Multi-media artist Henry Bond spent several months with the Thames river police - and captured just one or two frames for his video project 'Deep, dark water'. But these snatched images are integral to a single story: a fast and furious, 25 minute-long documentary which attempts to take in the whole of London life based around the river Thames.

Bond is the first of six artists to be commisioned by the Public Art Development Trust to produce a body of work challenging our view of the Thames, in preparation for the 1996 opening of 'The Thames Path' - a 180-mile footpath from the Cotswolds to the Thames barrier.
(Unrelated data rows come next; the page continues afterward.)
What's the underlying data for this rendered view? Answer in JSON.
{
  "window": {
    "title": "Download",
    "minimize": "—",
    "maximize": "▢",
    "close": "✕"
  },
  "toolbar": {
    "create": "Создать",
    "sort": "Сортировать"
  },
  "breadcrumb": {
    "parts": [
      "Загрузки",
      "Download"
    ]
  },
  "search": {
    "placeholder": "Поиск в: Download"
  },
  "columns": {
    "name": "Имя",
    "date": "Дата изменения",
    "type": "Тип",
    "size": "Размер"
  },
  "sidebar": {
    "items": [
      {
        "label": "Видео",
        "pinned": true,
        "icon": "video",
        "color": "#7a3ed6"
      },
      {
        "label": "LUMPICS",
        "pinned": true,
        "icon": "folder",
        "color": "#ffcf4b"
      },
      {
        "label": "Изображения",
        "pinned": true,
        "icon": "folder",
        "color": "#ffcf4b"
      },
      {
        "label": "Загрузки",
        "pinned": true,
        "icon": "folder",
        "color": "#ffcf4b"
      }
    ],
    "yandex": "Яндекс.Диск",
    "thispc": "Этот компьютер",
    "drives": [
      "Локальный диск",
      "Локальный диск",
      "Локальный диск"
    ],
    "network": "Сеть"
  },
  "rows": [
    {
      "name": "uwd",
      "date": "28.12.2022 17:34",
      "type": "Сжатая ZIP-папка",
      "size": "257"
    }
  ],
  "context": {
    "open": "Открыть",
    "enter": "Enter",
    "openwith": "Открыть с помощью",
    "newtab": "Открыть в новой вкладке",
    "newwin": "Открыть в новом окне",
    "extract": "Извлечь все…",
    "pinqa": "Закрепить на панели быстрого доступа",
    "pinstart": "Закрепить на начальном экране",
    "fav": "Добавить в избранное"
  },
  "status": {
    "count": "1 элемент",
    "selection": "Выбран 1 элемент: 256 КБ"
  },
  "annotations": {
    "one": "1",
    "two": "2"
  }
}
Bond gave himself a tough brief: to get as much information as possible and present it all as a kaleidoscope of stereotypes and visual associations: 'This is a dramatisation of what it means to live in London in the 1990s,' he says. And he has covered a lot of ground: from the industrial Isle of Dogs to Chelsea's glamorous shores, taking in boat trips, night-shift workers, business men and early morning joggers, he stimulates our curiosity, showing only a few seconds of action then moving tantalisingly on. Bond targets some of the actual experience of walking the streets, with all the drama of changing moods and themes: we see a smartly-dressed businesswoman at the edge of the street, looking preoccupied and stressed. Then, in stark contrast, two sunny schoolgirls trip past (right) - a moment of rare innocence. A few frames later, a rather sinister motorcade passes by.

Bond is fascinated with traditional media representations: he picks out Tower Bridge, for instance, a classic outline that has graced a multitude of films and television series. And the vogue for river-view back-drops on day-time television programmes (Carlton Television's London Tonight uses a third-floor window) has not escaped his notice. Nor, unsurprisingly, have Japanese tourists: without whom no central London scene would be complete.
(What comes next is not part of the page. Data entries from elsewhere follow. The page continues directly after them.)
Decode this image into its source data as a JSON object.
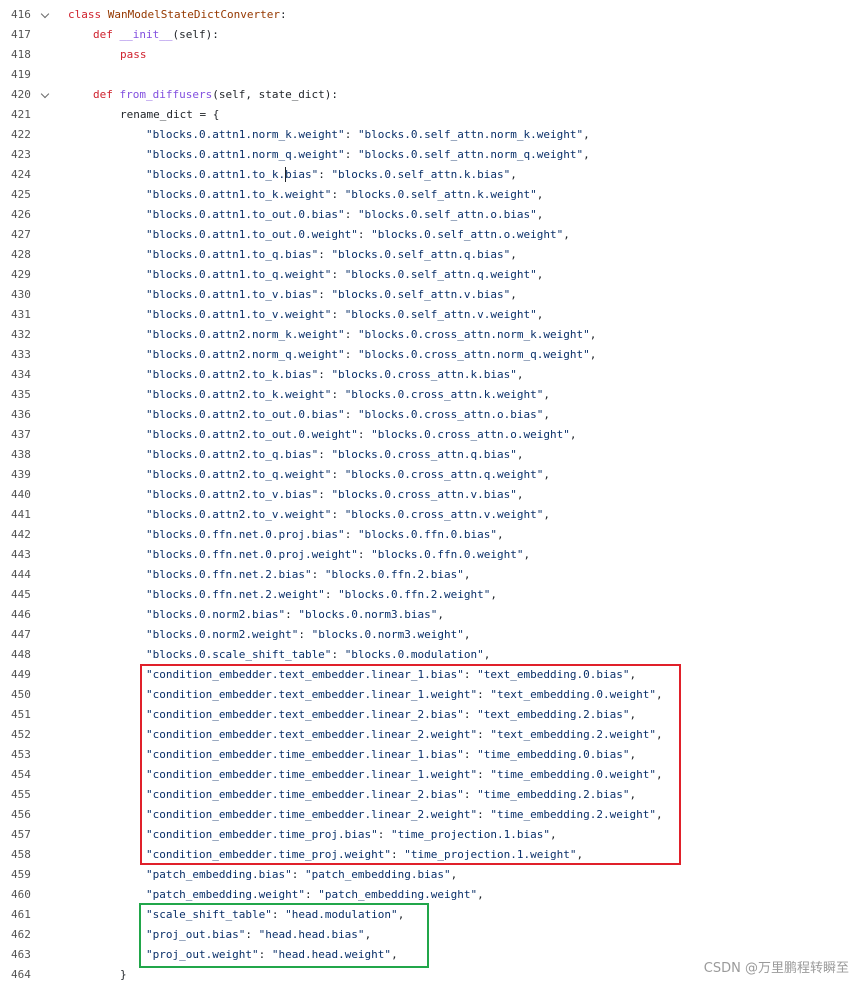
{
  "lines": [
    {
      "n": "416",
      "indent": 0,
      "fold": true,
      "parts": [
        [
          "kw",
          "class "
        ],
        [
          "cls",
          "WanModelStateDictConverter"
        ],
        [
          "plain",
          ":"
        ]
      ]
    },
    {
      "n": "417",
      "indent": 1,
      "fold": false,
      "parts": [
        [
          "kw",
          "def "
        ],
        [
          "fn",
          "__init__"
        ],
        [
          "plain",
          "(self):"
        ]
      ]
    },
    {
      "n": "418",
      "indent": 2,
      "fold": false,
      "parts": [
        [
          "kw",
          "pass"
        ]
      ]
    },
    {
      "n": "419",
      "indent": 0,
      "fold": false,
      "parts": []
    },
    {
      "n": "420",
      "indent": 1,
      "fold": true,
      "parts": [
        [
          "kw",
          "def "
        ],
        [
          "fn",
          "from_diffusers"
        ],
        [
          "plain",
          "(self, state_dict):"
        ]
      ]
    },
    {
      "n": "421",
      "indent": 2,
      "fold": false,
      "parts": [
        [
          "plain",
          "rename_dict = {"
        ]
      ]
    },
    {
      "n": "422",
      "indent": 3,
      "fold": false,
      "parts": [
        [
          "str",
          "\"blocks.0.attn1.norm_k.weight\""
        ],
        [
          "plain",
          ": "
        ],
        [
          "str",
          "\"blocks.0.self_attn.norm_k.weight\""
        ],
        [
          "plain",
          ","
        ]
      ]
    },
    {
      "n": "423",
      "indent": 3,
      "fold": false,
      "parts": [
        [
          "str",
          "\"blocks.0.attn1.norm_q.weight\""
        ],
        [
          "plain",
          ": "
        ],
        [
          "str",
          "\"blocks.0.self_attn.norm_q.weight\""
        ],
        [
          "plain",
          ","
        ]
      ]
    },
    {
      "n": "424",
      "indent": 3,
      "fold": false,
      "parts": [
        [
          "str",
          "\"blocks.0.attn1.to_k.bias\""
        ],
        [
          "plain",
          ": "
        ],
        [
          "str",
          "\"blocks.0.self_attn.k.bias\""
        ],
        [
          "plain",
          ","
        ]
      ]
    },
    {
      "n": "425",
      "indent": 3,
      "fold": false,
      "parts": [
        [
          "str",
          "\"blocks.0.attn1.to_k.weight\""
        ],
        [
          "plain",
          ": "
        ],
        [
          "str",
          "\"blocks.0.self_attn.k.weight\""
        ],
        [
          "plain",
          ","
        ]
      ]
    },
    {
      "n": "426",
      "indent": 3,
      "fold": false,
      "parts": [
        [
          "str",
          "\"blocks.0.attn1.to_out.0.bias\""
        ],
        [
          "plain",
          ": "
        ],
        [
          "str",
          "\"blocks.0.self_attn.o.bias\""
        ],
        [
          "plain",
          ","
        ]
      ]
    },
    {
      "n": "427",
      "indent": 3,
      "fold": false,
      "parts": [
        [
          "str",
          "\"blocks.0.attn1.to_out.0.weight\""
        ],
        [
          "plain",
          ": "
        ],
        [
          "str",
          "\"blocks.0.self_attn.o.weight\""
        ],
        [
          "plain",
          ","
        ]
      ]
    },
    {
      "n": "428",
      "indent": 3,
      "fold": false,
      "parts": [
        [
          "str",
          "\"blocks.0.attn1.to_q.bias\""
        ],
        [
          "plain",
          ": "
        ],
        [
          "str",
          "\"blocks.0.self_attn.q.bias\""
        ],
        [
          "plain",
          ","
        ]
      ]
    },
    {
      "n": "429",
      "indent": 3,
      "fold": false,
      "parts": [
        [
          "str",
          "\"blocks.0.attn1.to_q.weight\""
        ],
        [
          "plain",
          ": "
        ],
        [
          "str",
          "\"blocks.0.self_attn.q.weight\""
        ],
        [
          "plain",
          ","
        ]
      ]
    },
    {
      "n": "430",
      "indent": 3,
      "fold": false,
      "parts": [
        [
          "str",
          "\"blocks.0.attn1.to_v.bias\""
        ],
        [
          "plain",
          ": "
        ],
        [
          "str",
          "\"blocks.0.self_attn.v.bias\""
        ],
        [
          "plain",
          ","
        ]
      ]
    },
    {
      "n": "431",
      "indent": 3,
      "fold": false,
      "parts": [
        [
          "str",
          "\"blocks.0.attn1.to_v.weight\""
        ],
        [
          "plain",
          ": "
        ],
        [
          "str",
          "\"blocks.0.self_attn.v.weight\""
        ],
        [
          "plain",
          ","
        ]
      ]
    },
    {
      "n": "432",
      "indent": 3,
      "fold": false,
      "parts": [
        [
          "str",
          "\"blocks.0.attn2.norm_k.weight\""
        ],
        [
          "plain",
          ": "
        ],
        [
          "str",
          "\"blocks.0.cross_attn.norm_k.weight\""
        ],
        [
          "plain",
          ","
        ]
      ]
    },
    {
      "n": "433",
      "indent": 3,
      "fold": false,
      "parts": [
        [
          "str",
          "\"blocks.0.attn2.norm_q.weight\""
        ],
        [
          "plain",
          ": "
        ],
        [
          "str",
          "\"blocks.0.cross_attn.norm_q.weight\""
        ],
        [
          "plain",
          ","
        ]
      ]
    },
    {
      "n": "434",
      "indent": 3,
      "fold": false,
      "parts": [
        [
          "str",
          "\"blocks.0.attn2.to_k.bias\""
        ],
        [
          "plain",
          ": "
        ],
        [
          "str",
          "\"blocks.0.cross_attn.k.bias\""
        ],
        [
          "plain",
          ","
        ]
      ]
    },
    {
      "n": "435",
      "indent": 3,
      "fold": false,
      "parts": [
        [
          "str",
          "\"blocks.0.attn2.to_k.weight\""
        ],
        [
          "plain",
          ": "
        ],
        [
          "str",
          "\"blocks.0.cross_attn.k.weight\""
        ],
        [
          "plain",
          ","
        ]
      ]
    },
    {
      "n": "436",
      "indent": 3,
      "fold": false,
      "parts": [
        [
          "str",
          "\"blocks.0.attn2.to_out.0.bias\""
        ],
        [
          "plain",
          ": "
        ],
        [
          "str",
          "\"blocks.0.cross_attn.o.bias\""
        ],
        [
          "plain",
          ","
        ]
      ]
    },
    {
      "n": "437",
      "indent": 3,
      "fold": false,
      "parts": [
        [
          "str",
          "\"blocks.0.attn2.to_out.0.weight\""
        ],
        [
          "plain",
          ": "
        ],
        [
          "str",
          "\"blocks.0.cross_attn.o.weight\""
        ],
        [
          "plain",
          ","
        ]
      ]
    },
    {
      "n": "438",
      "indent": 3,
      "fold": false,
      "parts": [
        [
          "str",
          "\"blocks.0.attn2.to_q.bias\""
        ],
        [
          "plain",
          ": "
        ],
        [
          "str",
          "\"blocks.0.cross_attn.q.bias\""
        ],
        [
          "plain",
          ","
        ]
      ]
    },
    {
      "n": "439",
      "indent": 3,
      "fold": false,
      "parts": [
        [
          "str",
          "\"blocks.0.attn2.to_q.weight\""
        ],
        [
          "plain",
          ": "
        ],
        [
          "str",
          "\"blocks.0.cross_attn.q.weight\""
        ],
        [
          "plain",
          ","
        ]
      ]
    },
    {
      "n": "440",
      "indent": 3,
      "fold": false,
      "parts": [
        [
          "str",
          "\"blocks.0.attn2.to_v.bias\""
        ],
        [
          "plain",
          ": "
        ],
        [
          "str",
          "\"blocks.0.cross_attn.v.bias\""
        ],
        [
          "plain",
          ","
        ]
      ]
    },
    {
      "n": "441",
      "indent": 3,
      "fold": false,
      "parts": [
        [
          "str",
          "\"blocks.0.attn2.to_v.weight\""
        ],
        [
          "plain",
          ": "
        ],
        [
          "str",
          "\"blocks.0.cross_attn.v.weight\""
        ],
        [
          "plain",
          ","
        ]
      ]
    },
    {
      "n": "442",
      "indent": 3,
      "fold": false,
      "parts": [
        [
          "str",
          "\"blocks.0.ffn.net.0.proj.bias\""
        ],
        [
          "plain",
          ": "
        ],
        [
          "str",
          "\"blocks.0.ffn.0.bias\""
        ],
        [
          "plain",
          ","
        ]
      ]
    },
    {
      "n": "443",
      "indent": 3,
      "fold": false,
      "parts": [
        [
          "str",
          "\"blocks.0.ffn.net.0.proj.weight\""
        ],
        [
          "plain",
          ": "
        ],
        [
          "str",
          "\"blocks.0.ffn.0.weight\""
        ],
        [
          "plain",
          ","
        ]
      ]
    },
    {
      "n": "444",
      "indent": 3,
      "fold": false,
      "parts": [
        [
          "str",
          "\"blocks.0.ffn.net.2.bias\""
        ],
        [
          "plain",
          ": "
        ],
        [
          "str",
          "\"blocks.0.ffn.2.bias\""
        ],
        [
          "plain",
          ","
        ]
      ]
    },
    {
      "n": "445",
      "indent": 3,
      "fold": false,
      "parts": [
        [
          "str",
          "\"blocks.0.ffn.net.2.weight\""
        ],
        [
          "plain",
          ": "
        ],
        [
          "str",
          "\"blocks.0.ffn.2.weight\""
        ],
        [
          "plain",
          ","
        ]
      ]
    },
    {
      "n": "446",
      "indent": 3,
      "fold": false,
      "parts": [
        [
          "str",
          "\"blocks.0.norm2.bias\""
        ],
        [
          "plain",
          ": "
        ],
        [
          "str",
          "\"blocks.0.norm3.bias\""
        ],
        [
          "plain",
          ","
        ]
      ]
    },
    {
      "n": "447",
      "indent": 3,
      "fold": false,
      "parts": [
        [
          "str",
          "\"blocks.0.norm2.weight\""
        ],
        [
          "plain",
          ": "
        ],
        [
          "str",
          "\"blocks.0.norm3.weight\""
        ],
        [
          "plain",
          ","
        ]
      ]
    },
    {
      "n": "448",
      "indent": 3,
      "fold": false,
      "parts": [
        [
          "str",
          "\"blocks.0.scale_shift_table\""
        ],
        [
          "plain",
          ": "
        ],
        [
          "str",
          "\"blocks.0.modulation\""
        ],
        [
          "plain",
          ","
        ]
      ]
    },
    {
      "n": "449",
      "indent": 3,
      "fold": false,
      "parts": [
        [
          "str",
          "\"condition_embedder.text_embedder.linear_1.bias\""
        ],
        [
          "plain",
          ": "
        ],
        [
          "str",
          "\"text_embedding.0.bias\""
        ],
        [
          "plain",
          ","
        ]
      ]
    },
    {
      "n": "450",
      "indent": 3,
      "fold": false,
      "parts": [
        [
          "str",
          "\"condition_embedder.text_embedder.linear_1.weight\""
        ],
        [
          "plain",
          ": "
        ],
        [
          "str",
          "\"text_embedding.0.weight\""
        ],
        [
          "plain",
          ","
        ]
      ]
    },
    {
      "n": "451",
      "indent": 3,
      "fold": false,
      "parts": [
        [
          "str",
          "\"condition_embedder.text_embedder.linear_2.bias\""
        ],
        [
          "plain",
          ": "
        ],
        [
          "str",
          "\"text_embedding.2.bias\""
        ],
        [
          "plain",
          ","
        ]
      ]
    },
    {
      "n": "452",
      "indent": 3,
      "fold": false,
      "parts": [
        [
          "str",
          "\"condition_embedder.text_embedder.linear_2.weight\""
        ],
        [
          "plain",
          ": "
        ],
        [
          "str",
          "\"text_embedding.2.weight\""
        ],
        [
          "plain",
          ","
        ]
      ]
    },
    {
      "n": "453",
      "indent": 3,
      "fold": false,
      "parts": [
        [
          "str",
          "\"condition_embedder.time_embedder.linear_1.bias\""
        ],
        [
          "plain",
          ": "
        ],
        [
          "str",
          "\"time_embedding.0.bias\""
        ],
        [
          "plain",
          ","
        ]
      ]
    },
    {
      "n": "454",
      "indent": 3,
      "fold": false,
      "parts": [
        [
          "str",
          "\"condition_embedder.time_embedder.linear_1.weight\""
        ],
        [
          "plain",
          ": "
        ],
        [
          "str",
          "\"time_embedding.0.weight\""
        ],
        [
          "plain",
          ","
        ]
      ]
    },
    {
      "n": "455",
      "indent": 3,
      "fold": false,
      "parts": [
        [
          "str",
          "\"condition_embedder.time_embedder.linear_2.bias\""
        ],
        [
          "plain",
          ": "
        ],
        [
          "str",
          "\"time_embedding.2.bias\""
        ],
        [
          "plain",
          ","
        ]
      ]
    },
    {
      "n": "456",
      "indent": 3,
      "fold": false,
      "parts": [
        [
          "str",
          "\"condition_embedder.time_embedder.linear_2.weight\""
        ],
        [
          "plain",
          ": "
        ],
        [
          "str",
          "\"time_embedding.2.weight\""
        ],
        [
          "plain",
          ","
        ]
      ]
    },
    {
      "n": "457",
      "indent": 3,
      "fold": false,
      "parts": [
        [
          "str",
          "\"condition_embedder.time_proj.bias\""
        ],
        [
          "plain",
          ": "
        ],
        [
          "str",
          "\"time_projection.1.bias\""
        ],
        [
          "plain",
          ","
        ]
      ]
    },
    {
      "n": "458",
      "indent": 3,
      "fold": false,
      "parts": [
        [
          "str",
          "\"condition_embedder.time_proj.weight\""
        ],
        [
          "plain",
          ": "
        ],
        [
          "str",
          "\"time_projection.1.weight\""
        ],
        [
          "plain",
          ","
        ]
      ]
    },
    {
      "n": "459",
      "indent": 3,
      "fold": false,
      "parts": [
        [
          "str",
          "\"patch_embedding.bias\""
        ],
        [
          "plain",
          ": "
        ],
        [
          "str",
          "\"patch_embedding.bias\""
        ],
        [
          "plain",
          ","
        ]
      ]
    },
    {
      "n": "460",
      "indent": 3,
      "fold": false,
      "parts": [
        [
          "str",
          "\"patch_embedding.weight\""
        ],
        [
          "plain",
          ": "
        ],
        [
          "str",
          "\"patch_embedding.weight\""
        ],
        [
          "plain",
          ","
        ]
      ]
    },
    {
      "n": "461",
      "indent": 3,
      "fold": false,
      "parts": [
        [
          "str",
          "\"scale_shift_table\""
        ],
        [
          "plain",
          ": "
        ],
        [
          "str",
          "\"head.modulation\""
        ],
        [
          "plain",
          ","
        ]
      ]
    },
    {
      "n": "462",
      "indent": 3,
      "fold": false,
      "parts": [
        [
          "str",
          "\"proj_out.bias\""
        ],
        [
          "plain",
          ": "
        ],
        [
          "str",
          "\"head.head.bias\""
        ],
        [
          "plain",
          ","
        ]
      ]
    },
    {
      "n": "463",
      "indent": 3,
      "fold": false,
      "parts": [
        [
          "str",
          "\"proj_out.weight\""
        ],
        [
          "plain",
          ": "
        ],
        [
          "str",
          "\"head.head.weight\""
        ],
        [
          "plain",
          ","
        ]
      ]
    },
    {
      "n": "464",
      "indent": 2,
      "fold": false,
      "parts": [
        [
          "plain",
          "}"
        ]
      ]
    }
  ],
  "highlights": {
    "red_box_color": "#e0202a",
    "green_box_color": "#21a64a"
  },
  "watermark": "CSDN @万里鹏程转瞬至"
}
'Deep Dark Water' is showing, on Fridays only, 2-6pm, Public Art Development Trust, 3rd Floor, Kirkman House, 12-14 Whitfield Street, W1 (071-580 9977) A book is also available, pounds 9.99

(Photograph omitted)